• Your assignment:
Wherever the string "desc" shows up in the data below, copy the whole line.

• Data shown:
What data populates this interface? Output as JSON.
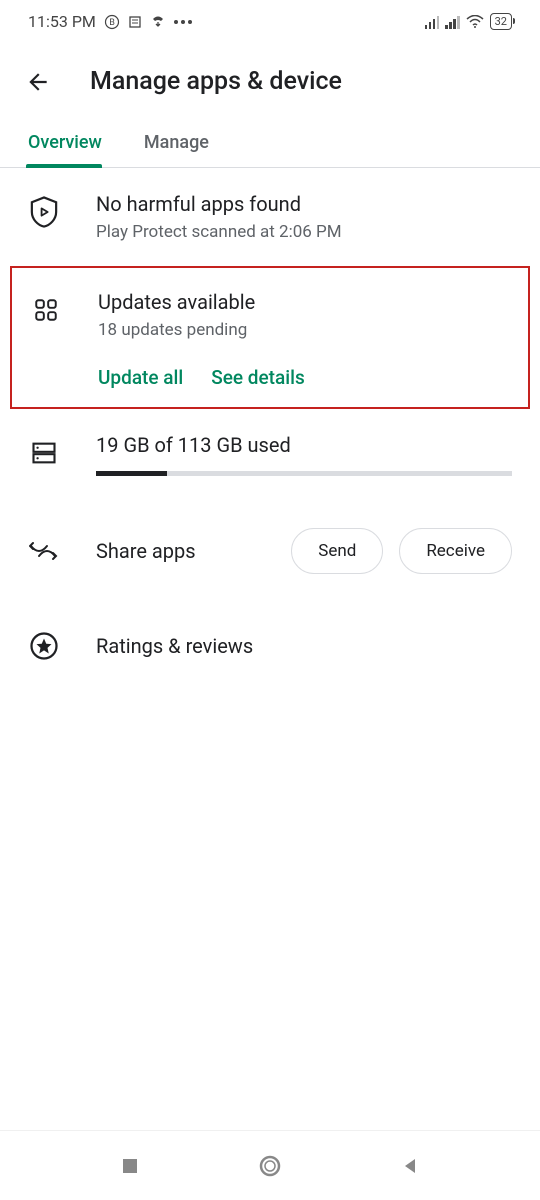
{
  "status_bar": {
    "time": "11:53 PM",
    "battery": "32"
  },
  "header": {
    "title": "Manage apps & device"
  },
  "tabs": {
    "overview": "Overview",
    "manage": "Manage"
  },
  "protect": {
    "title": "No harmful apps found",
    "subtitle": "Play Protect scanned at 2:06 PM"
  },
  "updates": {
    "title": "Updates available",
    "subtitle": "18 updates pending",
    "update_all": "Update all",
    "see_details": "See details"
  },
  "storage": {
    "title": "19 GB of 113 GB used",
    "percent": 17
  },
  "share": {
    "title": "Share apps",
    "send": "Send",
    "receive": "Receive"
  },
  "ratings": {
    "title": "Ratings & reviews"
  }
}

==

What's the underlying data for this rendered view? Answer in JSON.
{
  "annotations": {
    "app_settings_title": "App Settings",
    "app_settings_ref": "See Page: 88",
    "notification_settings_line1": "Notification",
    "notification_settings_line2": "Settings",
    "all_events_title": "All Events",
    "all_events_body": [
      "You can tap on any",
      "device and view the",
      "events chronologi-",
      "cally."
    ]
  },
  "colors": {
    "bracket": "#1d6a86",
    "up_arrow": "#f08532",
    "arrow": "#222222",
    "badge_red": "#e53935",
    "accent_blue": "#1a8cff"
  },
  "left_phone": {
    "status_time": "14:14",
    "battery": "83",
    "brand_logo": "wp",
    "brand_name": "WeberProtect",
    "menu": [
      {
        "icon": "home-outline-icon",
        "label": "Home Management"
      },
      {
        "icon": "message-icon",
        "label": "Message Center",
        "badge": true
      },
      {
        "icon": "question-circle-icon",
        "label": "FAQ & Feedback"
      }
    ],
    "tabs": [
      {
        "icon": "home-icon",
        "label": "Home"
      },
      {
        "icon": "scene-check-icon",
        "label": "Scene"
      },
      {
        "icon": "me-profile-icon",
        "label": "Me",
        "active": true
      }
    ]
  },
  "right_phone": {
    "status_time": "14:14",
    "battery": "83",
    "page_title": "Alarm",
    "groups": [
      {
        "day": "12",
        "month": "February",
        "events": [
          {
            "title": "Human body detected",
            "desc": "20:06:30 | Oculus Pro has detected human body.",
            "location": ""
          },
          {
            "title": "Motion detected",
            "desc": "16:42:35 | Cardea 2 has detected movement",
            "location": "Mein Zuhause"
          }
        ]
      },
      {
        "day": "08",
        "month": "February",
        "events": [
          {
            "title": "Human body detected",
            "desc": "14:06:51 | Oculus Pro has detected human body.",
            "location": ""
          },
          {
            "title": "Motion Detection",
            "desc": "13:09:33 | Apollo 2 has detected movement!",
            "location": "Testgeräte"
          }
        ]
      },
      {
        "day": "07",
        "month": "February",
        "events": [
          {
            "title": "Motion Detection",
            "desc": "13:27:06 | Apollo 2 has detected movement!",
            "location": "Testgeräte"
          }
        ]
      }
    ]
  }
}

• Result of this exercise:
            "desc": "20:06:30 | Oculus Pro has detected human body.",
            "desc": "16:42:35 | Cardea 2 has detected movement",
            "desc": "14:06:51 | Oculus Pro has detected human body.",
            "desc": "13:09:33 | Apollo 2 has detected movement!",
            "desc": "13:27:06 | Apollo 2 has detected movement!",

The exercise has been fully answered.